Items from an interface collection:

▬▬▬▬▬▬▬▬▬▬

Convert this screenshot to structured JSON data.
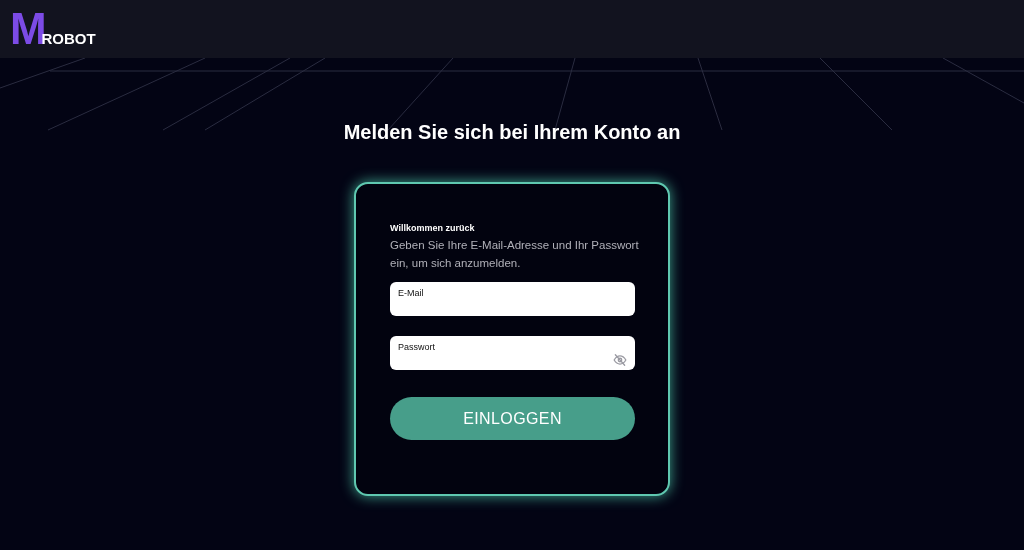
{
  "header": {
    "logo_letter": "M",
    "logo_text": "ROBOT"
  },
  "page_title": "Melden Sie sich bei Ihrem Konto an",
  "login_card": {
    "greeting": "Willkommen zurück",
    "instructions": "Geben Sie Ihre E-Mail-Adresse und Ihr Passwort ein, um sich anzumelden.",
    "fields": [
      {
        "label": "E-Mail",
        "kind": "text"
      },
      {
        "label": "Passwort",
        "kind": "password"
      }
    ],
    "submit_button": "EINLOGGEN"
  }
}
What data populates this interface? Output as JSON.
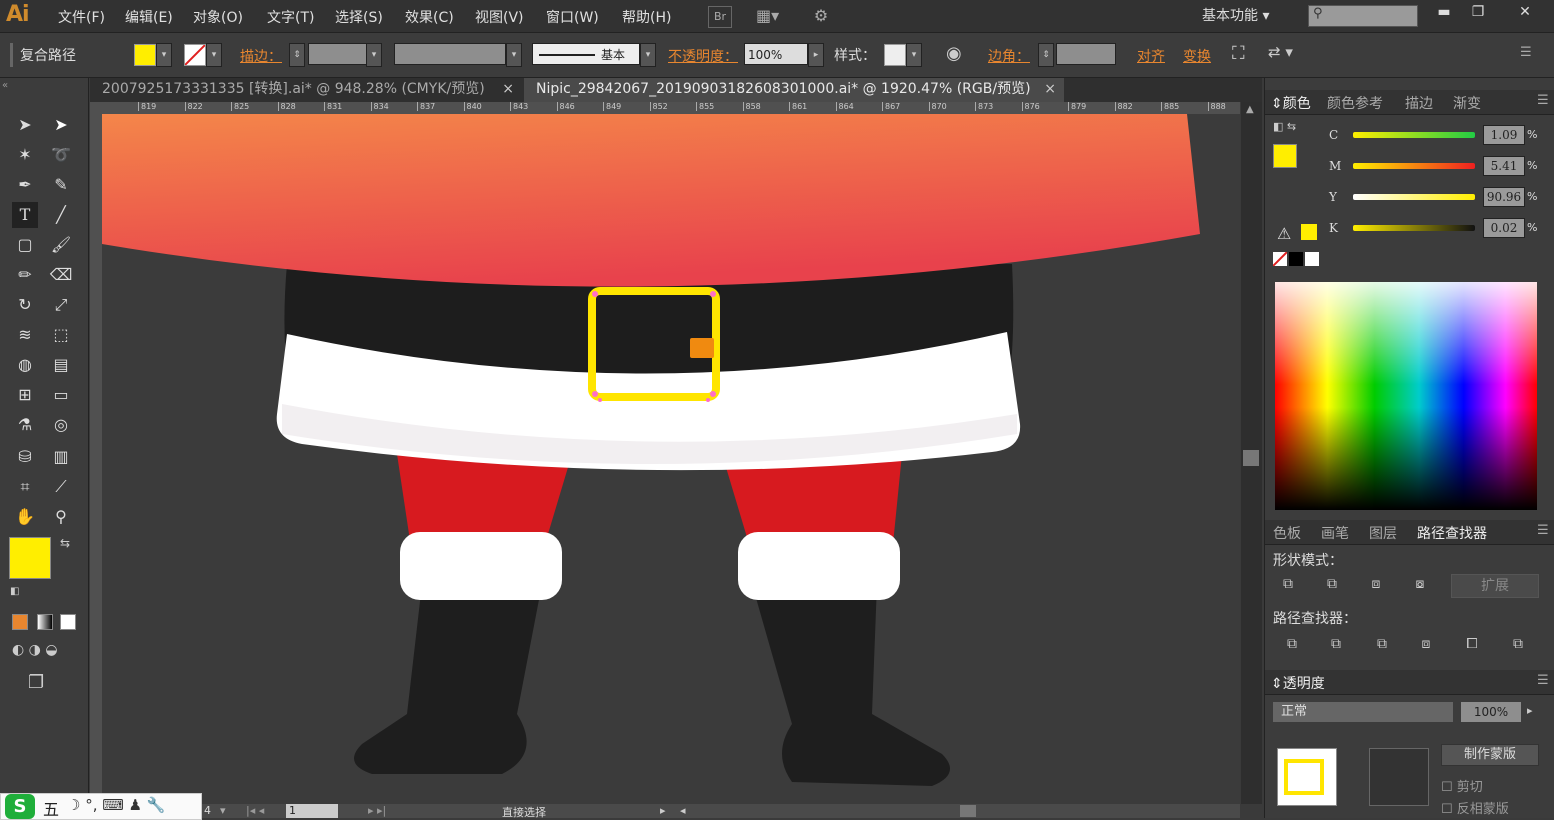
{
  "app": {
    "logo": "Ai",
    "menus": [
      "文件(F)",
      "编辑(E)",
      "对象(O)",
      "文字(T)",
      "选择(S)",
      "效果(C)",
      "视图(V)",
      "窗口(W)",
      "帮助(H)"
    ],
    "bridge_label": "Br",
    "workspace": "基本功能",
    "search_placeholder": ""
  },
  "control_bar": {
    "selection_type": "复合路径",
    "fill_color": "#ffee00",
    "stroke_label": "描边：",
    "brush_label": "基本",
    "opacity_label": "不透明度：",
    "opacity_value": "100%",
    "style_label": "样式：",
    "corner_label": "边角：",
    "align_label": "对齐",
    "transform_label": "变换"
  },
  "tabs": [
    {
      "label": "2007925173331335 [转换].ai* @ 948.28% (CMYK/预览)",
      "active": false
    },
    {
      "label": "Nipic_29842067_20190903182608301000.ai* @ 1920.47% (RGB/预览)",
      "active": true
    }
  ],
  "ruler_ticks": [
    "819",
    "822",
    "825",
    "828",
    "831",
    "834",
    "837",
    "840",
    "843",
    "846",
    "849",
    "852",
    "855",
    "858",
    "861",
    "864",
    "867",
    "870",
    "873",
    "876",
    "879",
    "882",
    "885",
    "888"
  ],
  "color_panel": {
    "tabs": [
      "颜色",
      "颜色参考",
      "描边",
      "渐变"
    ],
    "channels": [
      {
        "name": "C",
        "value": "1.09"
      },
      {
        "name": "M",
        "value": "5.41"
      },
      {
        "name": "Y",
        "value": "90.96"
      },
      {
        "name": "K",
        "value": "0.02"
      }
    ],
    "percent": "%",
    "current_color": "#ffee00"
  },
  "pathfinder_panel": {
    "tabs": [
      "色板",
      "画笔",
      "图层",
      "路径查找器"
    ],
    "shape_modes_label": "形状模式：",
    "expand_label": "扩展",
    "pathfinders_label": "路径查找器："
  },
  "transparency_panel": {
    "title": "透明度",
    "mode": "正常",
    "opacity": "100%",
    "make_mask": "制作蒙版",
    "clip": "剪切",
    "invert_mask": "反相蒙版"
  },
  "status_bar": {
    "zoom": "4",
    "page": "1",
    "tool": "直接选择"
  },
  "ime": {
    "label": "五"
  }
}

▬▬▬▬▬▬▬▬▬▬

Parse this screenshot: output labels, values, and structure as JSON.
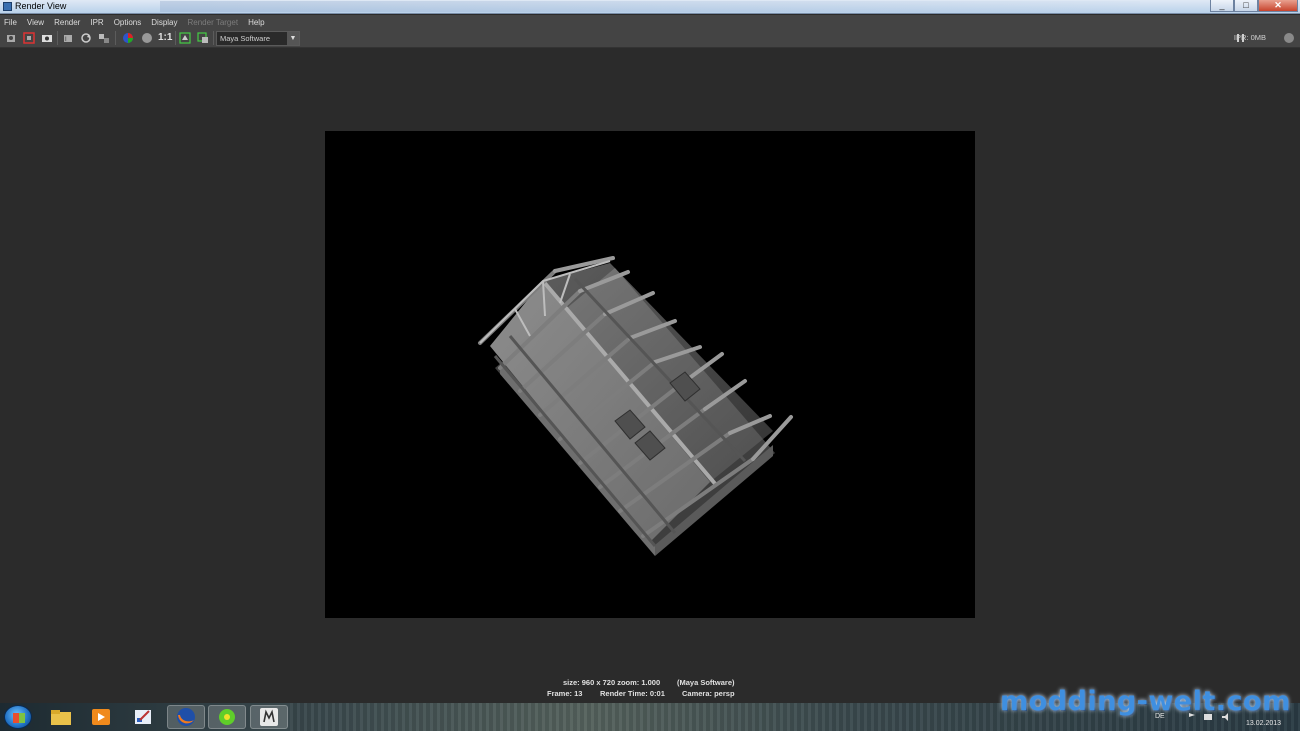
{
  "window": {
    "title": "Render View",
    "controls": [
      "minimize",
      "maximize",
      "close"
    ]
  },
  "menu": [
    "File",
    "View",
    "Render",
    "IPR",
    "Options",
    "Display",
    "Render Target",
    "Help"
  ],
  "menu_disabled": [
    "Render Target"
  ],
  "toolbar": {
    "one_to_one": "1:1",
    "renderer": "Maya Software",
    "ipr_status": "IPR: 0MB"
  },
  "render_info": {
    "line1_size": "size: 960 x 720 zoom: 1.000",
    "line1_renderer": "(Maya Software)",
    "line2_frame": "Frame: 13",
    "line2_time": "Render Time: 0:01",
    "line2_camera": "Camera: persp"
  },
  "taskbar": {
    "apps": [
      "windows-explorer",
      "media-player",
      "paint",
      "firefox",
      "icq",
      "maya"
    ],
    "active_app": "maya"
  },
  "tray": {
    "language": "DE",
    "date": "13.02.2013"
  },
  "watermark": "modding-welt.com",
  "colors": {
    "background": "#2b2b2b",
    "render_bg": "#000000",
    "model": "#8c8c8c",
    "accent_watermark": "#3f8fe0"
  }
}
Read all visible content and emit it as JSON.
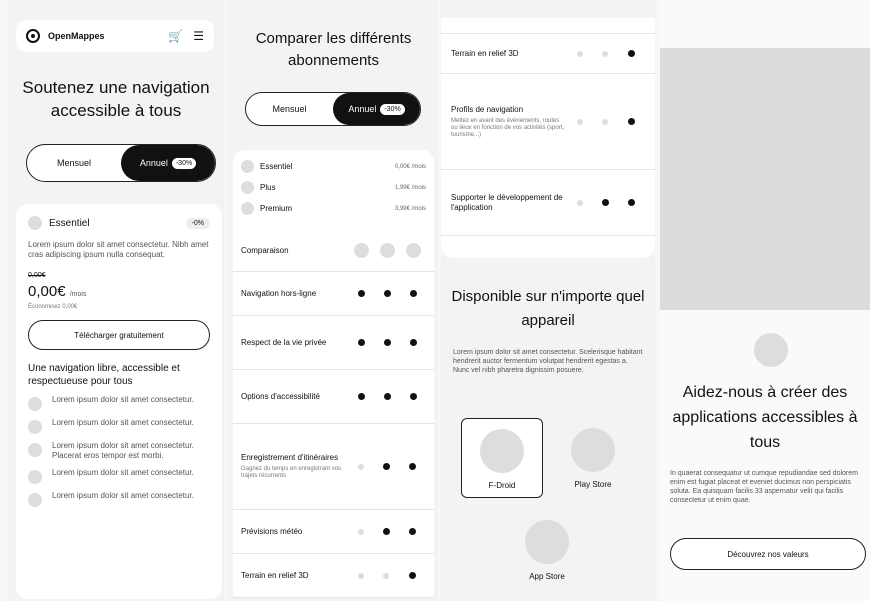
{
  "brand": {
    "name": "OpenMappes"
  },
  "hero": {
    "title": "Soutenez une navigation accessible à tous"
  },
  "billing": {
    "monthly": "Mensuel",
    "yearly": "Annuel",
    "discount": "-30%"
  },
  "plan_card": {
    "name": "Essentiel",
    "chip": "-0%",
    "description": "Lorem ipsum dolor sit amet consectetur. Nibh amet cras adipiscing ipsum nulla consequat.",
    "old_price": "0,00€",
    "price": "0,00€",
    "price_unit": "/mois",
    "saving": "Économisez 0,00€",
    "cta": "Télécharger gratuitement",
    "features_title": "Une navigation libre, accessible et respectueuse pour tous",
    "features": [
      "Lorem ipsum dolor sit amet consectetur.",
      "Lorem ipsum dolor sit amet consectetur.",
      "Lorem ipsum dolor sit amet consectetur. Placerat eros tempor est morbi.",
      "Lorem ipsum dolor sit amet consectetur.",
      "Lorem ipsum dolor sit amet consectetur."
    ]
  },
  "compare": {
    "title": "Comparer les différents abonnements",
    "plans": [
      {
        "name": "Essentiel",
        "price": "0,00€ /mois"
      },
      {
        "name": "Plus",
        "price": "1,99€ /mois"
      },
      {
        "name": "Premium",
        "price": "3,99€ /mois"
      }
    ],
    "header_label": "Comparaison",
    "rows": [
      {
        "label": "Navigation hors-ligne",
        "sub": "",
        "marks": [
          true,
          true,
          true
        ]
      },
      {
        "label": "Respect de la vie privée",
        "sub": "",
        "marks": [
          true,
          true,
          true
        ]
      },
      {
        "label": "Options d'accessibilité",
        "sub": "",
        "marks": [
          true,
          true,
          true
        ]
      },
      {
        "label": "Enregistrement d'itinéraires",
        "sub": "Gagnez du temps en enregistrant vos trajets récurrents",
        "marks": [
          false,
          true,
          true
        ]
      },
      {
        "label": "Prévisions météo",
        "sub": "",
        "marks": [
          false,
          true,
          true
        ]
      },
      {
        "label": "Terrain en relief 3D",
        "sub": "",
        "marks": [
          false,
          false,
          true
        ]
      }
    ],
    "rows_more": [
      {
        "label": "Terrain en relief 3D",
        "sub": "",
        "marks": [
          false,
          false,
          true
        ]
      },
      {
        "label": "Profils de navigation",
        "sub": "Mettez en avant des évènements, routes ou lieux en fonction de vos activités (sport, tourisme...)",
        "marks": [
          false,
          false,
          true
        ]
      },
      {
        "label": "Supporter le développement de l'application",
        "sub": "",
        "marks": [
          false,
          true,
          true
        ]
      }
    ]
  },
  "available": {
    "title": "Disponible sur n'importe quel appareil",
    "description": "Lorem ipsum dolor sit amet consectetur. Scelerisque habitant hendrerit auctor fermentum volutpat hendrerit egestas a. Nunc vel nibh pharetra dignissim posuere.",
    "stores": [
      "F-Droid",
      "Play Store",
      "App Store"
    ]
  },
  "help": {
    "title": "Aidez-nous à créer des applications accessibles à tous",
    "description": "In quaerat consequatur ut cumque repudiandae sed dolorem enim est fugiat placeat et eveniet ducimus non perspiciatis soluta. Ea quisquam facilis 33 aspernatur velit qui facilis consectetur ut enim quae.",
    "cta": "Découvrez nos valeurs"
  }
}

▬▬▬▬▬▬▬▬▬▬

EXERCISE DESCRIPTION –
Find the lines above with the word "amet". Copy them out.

TASK RESPONSE –
    "description": "Lorem ipsum dolor sit amet consectetur. Nibh amet cras adipiscing ipsum nulla consequat.",
      "Lorem ipsum dolor sit amet consectetur.",
      "Lorem ipsum dolor sit amet consectetur.",
      "Lorem ipsum dolor sit amet consectetur. Placerat eros tempor est morbi.",
      "Lorem ipsum dolor sit amet consectetur.",
      "Lorem ipsum dolor sit amet consectetur."
    "description": "Lorem ipsum dolor sit amet consectetur. Scelerisque habitant hendrerit auctor fermentum volutpat hendrerit egestas a. Nunc vel nibh pharetra dignissim posuere.",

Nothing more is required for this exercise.